What to produce: Give every line from the entries that contains "text".

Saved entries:

....................

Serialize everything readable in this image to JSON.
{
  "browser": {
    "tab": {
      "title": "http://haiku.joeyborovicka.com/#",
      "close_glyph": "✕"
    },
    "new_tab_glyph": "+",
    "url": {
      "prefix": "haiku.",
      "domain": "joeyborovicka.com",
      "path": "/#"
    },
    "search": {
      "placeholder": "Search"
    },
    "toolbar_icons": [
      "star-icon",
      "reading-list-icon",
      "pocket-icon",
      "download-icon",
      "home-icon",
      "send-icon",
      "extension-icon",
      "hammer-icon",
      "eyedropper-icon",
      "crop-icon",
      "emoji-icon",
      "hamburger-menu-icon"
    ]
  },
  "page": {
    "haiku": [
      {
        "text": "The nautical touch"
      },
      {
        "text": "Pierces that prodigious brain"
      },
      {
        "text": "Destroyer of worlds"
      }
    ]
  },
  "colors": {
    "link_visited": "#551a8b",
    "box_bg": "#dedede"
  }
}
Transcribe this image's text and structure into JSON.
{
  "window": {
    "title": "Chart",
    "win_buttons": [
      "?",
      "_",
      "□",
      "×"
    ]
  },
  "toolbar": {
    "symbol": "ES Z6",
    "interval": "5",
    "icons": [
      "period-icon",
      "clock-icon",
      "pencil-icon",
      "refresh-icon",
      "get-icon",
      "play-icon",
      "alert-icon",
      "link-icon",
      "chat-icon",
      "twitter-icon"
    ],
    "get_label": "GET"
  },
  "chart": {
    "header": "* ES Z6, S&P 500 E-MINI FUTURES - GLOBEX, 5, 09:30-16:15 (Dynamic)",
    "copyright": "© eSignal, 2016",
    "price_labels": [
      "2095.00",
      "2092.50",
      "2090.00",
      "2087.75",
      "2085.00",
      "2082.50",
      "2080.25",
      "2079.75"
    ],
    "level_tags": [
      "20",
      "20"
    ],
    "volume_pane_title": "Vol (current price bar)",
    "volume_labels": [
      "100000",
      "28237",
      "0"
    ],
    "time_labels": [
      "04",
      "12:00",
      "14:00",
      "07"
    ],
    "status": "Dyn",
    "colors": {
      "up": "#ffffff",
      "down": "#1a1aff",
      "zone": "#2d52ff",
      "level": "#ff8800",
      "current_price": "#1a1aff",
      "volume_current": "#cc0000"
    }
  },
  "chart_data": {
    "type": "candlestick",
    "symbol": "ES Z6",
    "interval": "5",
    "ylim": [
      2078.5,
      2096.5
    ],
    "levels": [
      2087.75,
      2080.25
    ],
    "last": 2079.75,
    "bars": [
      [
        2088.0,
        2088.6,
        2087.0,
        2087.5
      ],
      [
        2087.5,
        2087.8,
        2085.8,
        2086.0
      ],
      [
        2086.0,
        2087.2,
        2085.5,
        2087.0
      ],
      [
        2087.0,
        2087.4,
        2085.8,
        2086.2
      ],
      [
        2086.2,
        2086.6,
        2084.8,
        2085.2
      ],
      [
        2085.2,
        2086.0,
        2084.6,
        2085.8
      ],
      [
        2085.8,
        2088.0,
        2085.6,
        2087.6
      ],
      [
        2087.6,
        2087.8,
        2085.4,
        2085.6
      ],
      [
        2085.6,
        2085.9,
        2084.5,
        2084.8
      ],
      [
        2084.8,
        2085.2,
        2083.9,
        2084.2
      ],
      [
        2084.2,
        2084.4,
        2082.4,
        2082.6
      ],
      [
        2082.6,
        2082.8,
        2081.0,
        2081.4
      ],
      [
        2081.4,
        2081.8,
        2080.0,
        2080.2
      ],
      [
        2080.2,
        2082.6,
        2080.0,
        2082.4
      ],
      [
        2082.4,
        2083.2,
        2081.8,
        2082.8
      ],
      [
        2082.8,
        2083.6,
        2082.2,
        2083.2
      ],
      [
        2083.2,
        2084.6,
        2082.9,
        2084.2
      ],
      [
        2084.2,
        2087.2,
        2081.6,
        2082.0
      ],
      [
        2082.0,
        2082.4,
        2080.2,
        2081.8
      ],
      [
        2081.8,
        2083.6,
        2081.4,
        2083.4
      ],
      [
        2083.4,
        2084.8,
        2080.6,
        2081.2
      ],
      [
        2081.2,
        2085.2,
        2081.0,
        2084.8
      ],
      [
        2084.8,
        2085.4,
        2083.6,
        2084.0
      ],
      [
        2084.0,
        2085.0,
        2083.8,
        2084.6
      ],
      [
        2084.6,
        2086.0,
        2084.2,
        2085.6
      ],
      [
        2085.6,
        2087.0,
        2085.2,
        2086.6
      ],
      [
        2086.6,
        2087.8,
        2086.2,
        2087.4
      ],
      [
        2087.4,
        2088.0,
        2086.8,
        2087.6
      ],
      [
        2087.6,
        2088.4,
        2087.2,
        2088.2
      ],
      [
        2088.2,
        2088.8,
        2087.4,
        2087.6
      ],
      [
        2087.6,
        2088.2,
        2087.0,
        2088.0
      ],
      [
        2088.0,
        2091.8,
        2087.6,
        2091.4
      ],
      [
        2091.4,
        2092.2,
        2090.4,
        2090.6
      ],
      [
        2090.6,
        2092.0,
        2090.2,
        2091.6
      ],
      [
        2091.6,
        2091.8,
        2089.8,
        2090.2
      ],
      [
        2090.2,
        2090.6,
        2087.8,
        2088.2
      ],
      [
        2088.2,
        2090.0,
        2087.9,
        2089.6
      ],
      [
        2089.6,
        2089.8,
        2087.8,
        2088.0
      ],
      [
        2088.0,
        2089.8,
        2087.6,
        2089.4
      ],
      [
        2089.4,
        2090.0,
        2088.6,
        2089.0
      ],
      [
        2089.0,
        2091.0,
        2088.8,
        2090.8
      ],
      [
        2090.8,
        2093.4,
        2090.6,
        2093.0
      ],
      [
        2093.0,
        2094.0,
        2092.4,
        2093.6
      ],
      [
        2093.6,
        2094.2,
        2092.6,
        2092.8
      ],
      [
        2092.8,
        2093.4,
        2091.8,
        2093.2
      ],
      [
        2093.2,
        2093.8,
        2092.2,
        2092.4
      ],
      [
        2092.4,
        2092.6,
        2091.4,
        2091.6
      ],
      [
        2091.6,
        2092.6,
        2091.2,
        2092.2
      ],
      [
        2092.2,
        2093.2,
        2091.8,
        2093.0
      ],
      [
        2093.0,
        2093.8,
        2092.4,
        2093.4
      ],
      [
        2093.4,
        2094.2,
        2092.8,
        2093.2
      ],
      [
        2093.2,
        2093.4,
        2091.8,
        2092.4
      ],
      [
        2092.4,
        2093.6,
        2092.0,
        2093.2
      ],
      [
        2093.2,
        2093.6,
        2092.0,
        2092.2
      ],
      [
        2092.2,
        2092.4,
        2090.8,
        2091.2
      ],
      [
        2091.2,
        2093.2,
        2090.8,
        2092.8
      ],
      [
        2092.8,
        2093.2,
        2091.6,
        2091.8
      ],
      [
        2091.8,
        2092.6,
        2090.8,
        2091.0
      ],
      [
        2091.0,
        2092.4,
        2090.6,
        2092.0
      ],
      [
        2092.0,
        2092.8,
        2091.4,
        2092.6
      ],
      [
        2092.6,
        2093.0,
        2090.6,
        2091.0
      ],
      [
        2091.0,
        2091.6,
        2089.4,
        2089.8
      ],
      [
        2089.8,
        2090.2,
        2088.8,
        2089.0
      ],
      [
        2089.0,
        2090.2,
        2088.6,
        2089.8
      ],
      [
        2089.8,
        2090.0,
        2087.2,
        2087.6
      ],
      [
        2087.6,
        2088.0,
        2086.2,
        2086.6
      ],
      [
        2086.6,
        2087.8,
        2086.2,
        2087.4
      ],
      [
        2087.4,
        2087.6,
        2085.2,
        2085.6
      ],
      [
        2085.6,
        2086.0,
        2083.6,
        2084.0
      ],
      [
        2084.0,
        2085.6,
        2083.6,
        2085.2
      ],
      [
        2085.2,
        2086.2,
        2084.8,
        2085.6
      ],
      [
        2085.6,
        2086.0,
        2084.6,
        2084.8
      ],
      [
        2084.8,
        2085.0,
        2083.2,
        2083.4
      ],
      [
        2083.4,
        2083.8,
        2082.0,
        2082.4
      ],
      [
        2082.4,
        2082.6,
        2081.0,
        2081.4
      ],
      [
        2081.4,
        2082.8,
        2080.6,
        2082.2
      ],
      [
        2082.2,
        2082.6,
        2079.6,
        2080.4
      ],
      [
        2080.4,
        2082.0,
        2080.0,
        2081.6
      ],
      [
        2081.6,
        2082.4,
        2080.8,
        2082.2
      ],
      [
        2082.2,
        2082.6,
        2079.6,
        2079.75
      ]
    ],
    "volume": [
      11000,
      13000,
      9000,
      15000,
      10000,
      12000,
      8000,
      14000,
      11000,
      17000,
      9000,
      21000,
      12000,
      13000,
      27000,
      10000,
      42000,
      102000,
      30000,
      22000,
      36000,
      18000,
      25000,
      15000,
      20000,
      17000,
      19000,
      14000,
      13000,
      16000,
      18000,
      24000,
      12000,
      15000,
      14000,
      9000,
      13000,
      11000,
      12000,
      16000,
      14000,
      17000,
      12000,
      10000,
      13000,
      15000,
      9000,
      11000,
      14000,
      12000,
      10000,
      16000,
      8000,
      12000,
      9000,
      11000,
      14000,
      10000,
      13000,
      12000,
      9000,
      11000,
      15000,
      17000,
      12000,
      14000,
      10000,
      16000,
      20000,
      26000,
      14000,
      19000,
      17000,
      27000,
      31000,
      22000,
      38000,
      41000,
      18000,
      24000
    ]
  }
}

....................

Written response:
        "text": "The nautical touch"
        "text": "Pierces that prodigious brain"
        "text": "Destroyer of worlds"
Transcribe this image's text and structure into JSON.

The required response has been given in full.